Electricity pylons and power transmission lines are seen at western desert road near Minya governorate, south of Cairo, May 27, 2015. 
Amr Abdallah Dalsh / Reuters

On November 19, less than six months after Iran and the P5+1 reached a historic nuclear deal, Egyptian President Abdel Fattah al-Sisi signed two agreements with Russia to finance and build Egypt’s first nuclear power plant. Under the agreement, the two countries will build and operate four 1,200-megawatt reactors in the northwestern city of Dabaa along the Mediterranean coast. 

The announcement came just days before Turkish authorities shot down a Russian fighter jet for allegedly violating its airspace. Now, the unfolding Russian–Turkish crisis could potentially enhance Cairo’s standing as it seeks to help shape events by establishing itself

This article is part of our premium archives.

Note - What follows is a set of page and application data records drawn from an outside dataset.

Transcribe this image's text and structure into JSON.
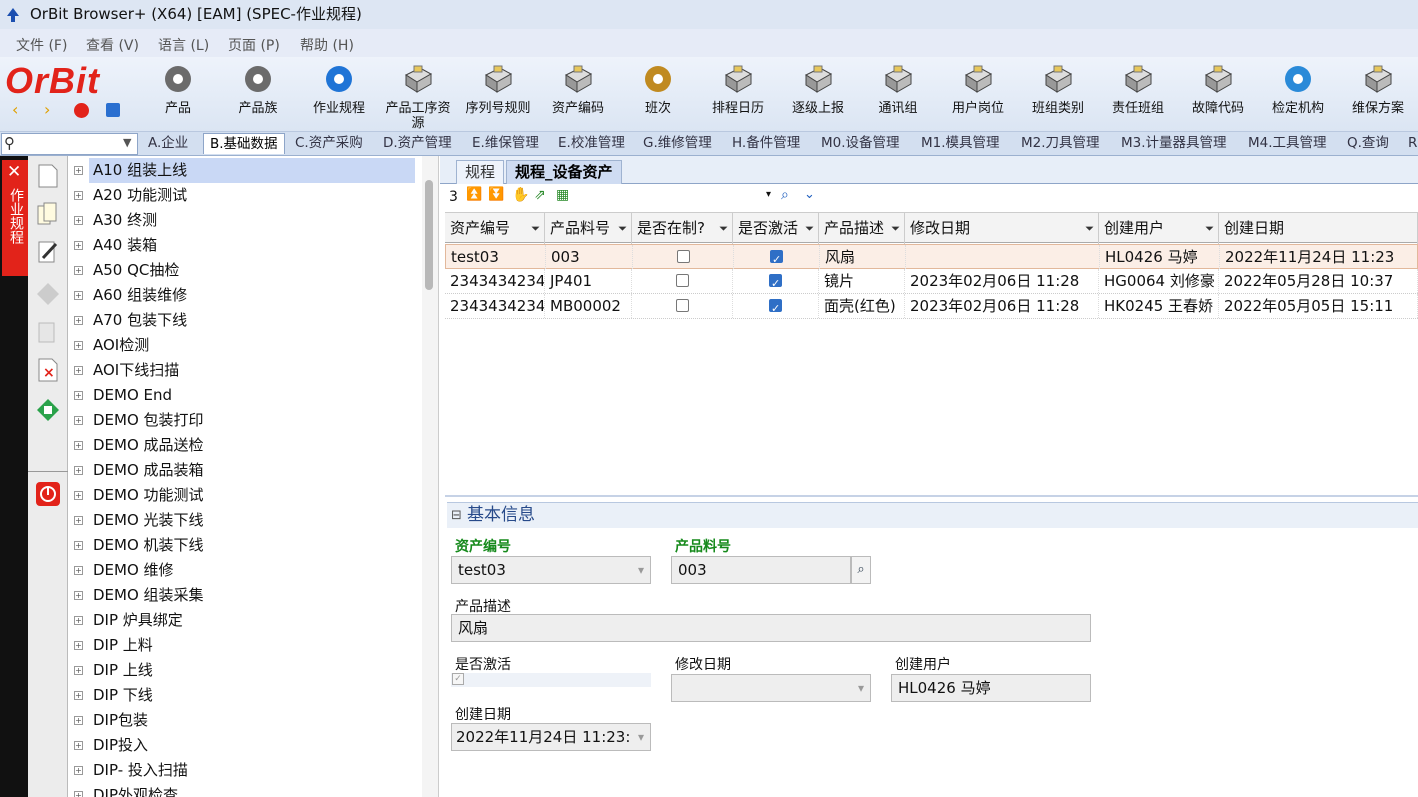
{
  "window": {
    "title": "OrBit Browser+ (X64) [EAM] (SPEC-作业规程)"
  },
  "menu": [
    "文件 (F)",
    "查看 (V)",
    "语言 (L)",
    "页面 (P)",
    "帮助 (H)"
  ],
  "logo": "OrBit",
  "toolbar": {
    "buttons": [
      {
        "label": "产品",
        "icon": "product-icon"
      },
      {
        "label": "产品族",
        "icon": "product-family-icon"
      },
      {
        "label": "作业规程",
        "icon": "gear-icon"
      },
      {
        "label": "产品工序资源",
        "icon": "package-icon"
      },
      {
        "label": "序列号规则",
        "icon": "package-icon"
      },
      {
        "label": "资产编码",
        "icon": "package-icon"
      },
      {
        "label": "班次",
        "icon": "clock-icon"
      },
      {
        "label": "排程日历",
        "icon": "package-icon"
      },
      {
        "label": "逐级上报",
        "icon": "package-icon"
      },
      {
        "label": "通讯组",
        "icon": "package-icon"
      },
      {
        "label": "用户岗位",
        "icon": "package-icon"
      },
      {
        "label": "班组类别",
        "icon": "package-icon"
      },
      {
        "label": "责任班组",
        "icon": "package-icon"
      },
      {
        "label": "故障代码",
        "icon": "package-icon"
      },
      {
        "label": "检定机构",
        "icon": "user-icon"
      },
      {
        "label": "维保方案",
        "icon": "package-icon"
      }
    ]
  },
  "module_tabs": [
    "A.企业",
    "B.基础数据",
    "C.资产采购",
    "D.资产管理",
    "E.维保管理",
    "E.校准管理",
    "G.维修管理",
    "H.备件管理",
    "M0.设备管理",
    "M1.模具管理",
    "M2.刀具管理",
    "M3.计量器具管理",
    "M4.工具管理",
    "Q.查询",
    "R"
  ],
  "active_module_tab": "B.基础数据",
  "side_label": "作业规程",
  "tree": {
    "items": [
      "A10 组装上线",
      "A20 功能测试",
      "A30 终测",
      "A40 装箱",
      "A50 QC抽检",
      "A60 组装维修",
      "A70 包装下线",
      "AOI检测",
      "AOI下线扫描",
      "DEMO End",
      "DEMO 包装打印",
      "DEMO 成品送检",
      "DEMO 成品装箱",
      "DEMO 功能测试",
      "DEMO 光装下线",
      "DEMO 机装下线",
      "DEMO 维修",
      "DEMO 组装采集",
      "DIP 炉具绑定",
      "DIP 上料",
      "DIP 上线",
      "DIP 下线",
      "DIP包装",
      "DIP投入",
      "DIP- 投入扫描",
      "DIP外观检查"
    ],
    "selected": 0
  },
  "subtabs": [
    "规程",
    "规程_设备资产"
  ],
  "grid": {
    "count": "3",
    "columns": [
      "资产编号",
      "产品料号",
      "是否在制?",
      "是否激活",
      "产品描述",
      "修改日期",
      "创建用户",
      "创建日期"
    ],
    "rows": [
      {
        "asset": "test03",
        "part": "003",
        "wip": false,
        "active": true,
        "desc": "风扇",
        "modified": "",
        "user": "HL0426 马婷",
        "created": "2022年11月24日 11:23"
      },
      {
        "asset": "2343434234",
        "part": "JP401",
        "wip": false,
        "active": true,
        "desc": "镜片",
        "modified": "2023年02月06日 11:28",
        "user": "HG0064 刘修豪",
        "created": "2022年05月28日 10:37"
      },
      {
        "asset": "2343434234",
        "part": "MB00002",
        "wip": false,
        "active": true,
        "desc": "面壳(红色)",
        "modified": "2023年02月06日 11:28",
        "user": "HK0245 王春娇",
        "created": "2022年05月05日 15:11"
      }
    ]
  },
  "detail": {
    "section_title": "基本信息",
    "asset_label": "资产编号",
    "asset_value": "test03",
    "part_label": "产品料号",
    "part_value": "003",
    "desc_label": "产品描述",
    "desc_value": "风扇",
    "active_label": "是否激活",
    "modified_label": "修改日期",
    "modified_value": "",
    "user_label": "创建用户",
    "user_value": "HL0426 马婷",
    "created_label": "创建日期",
    "created_value": "2022年11月24日 11:23:"
  }
}
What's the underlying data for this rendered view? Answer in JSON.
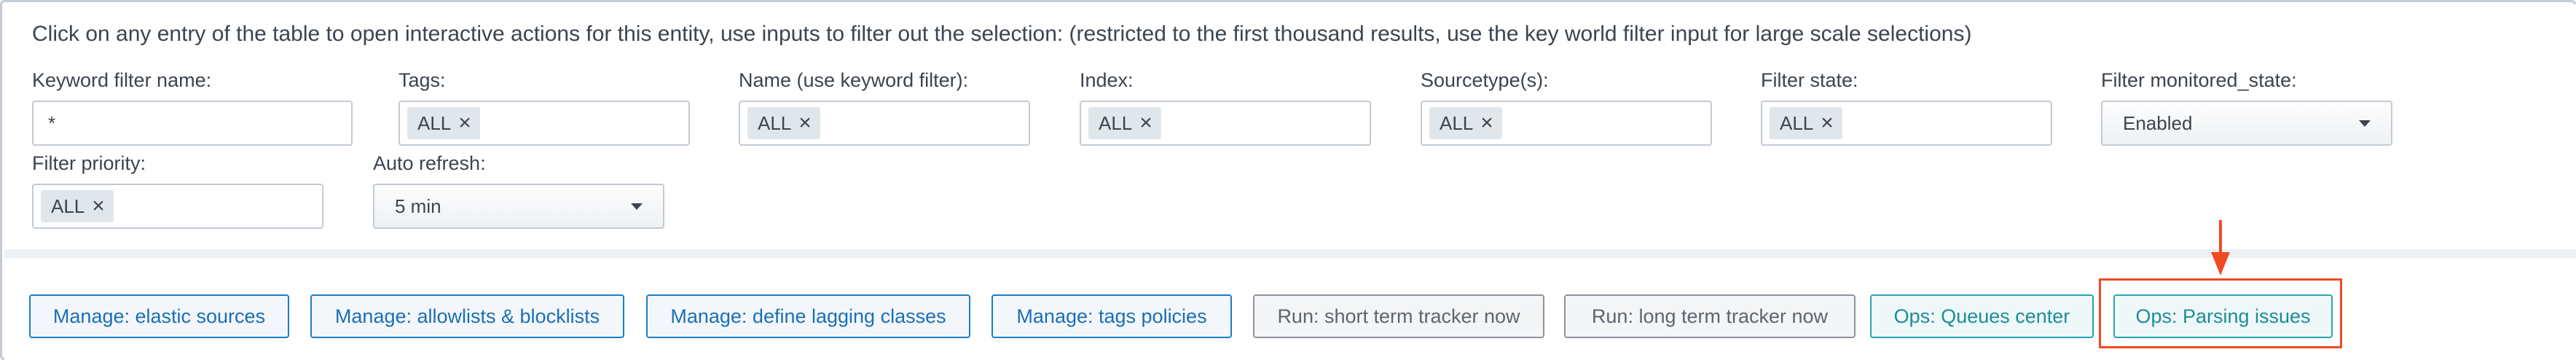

To continue reading and get full access to our entire archive, you must subscribe.

Subscribe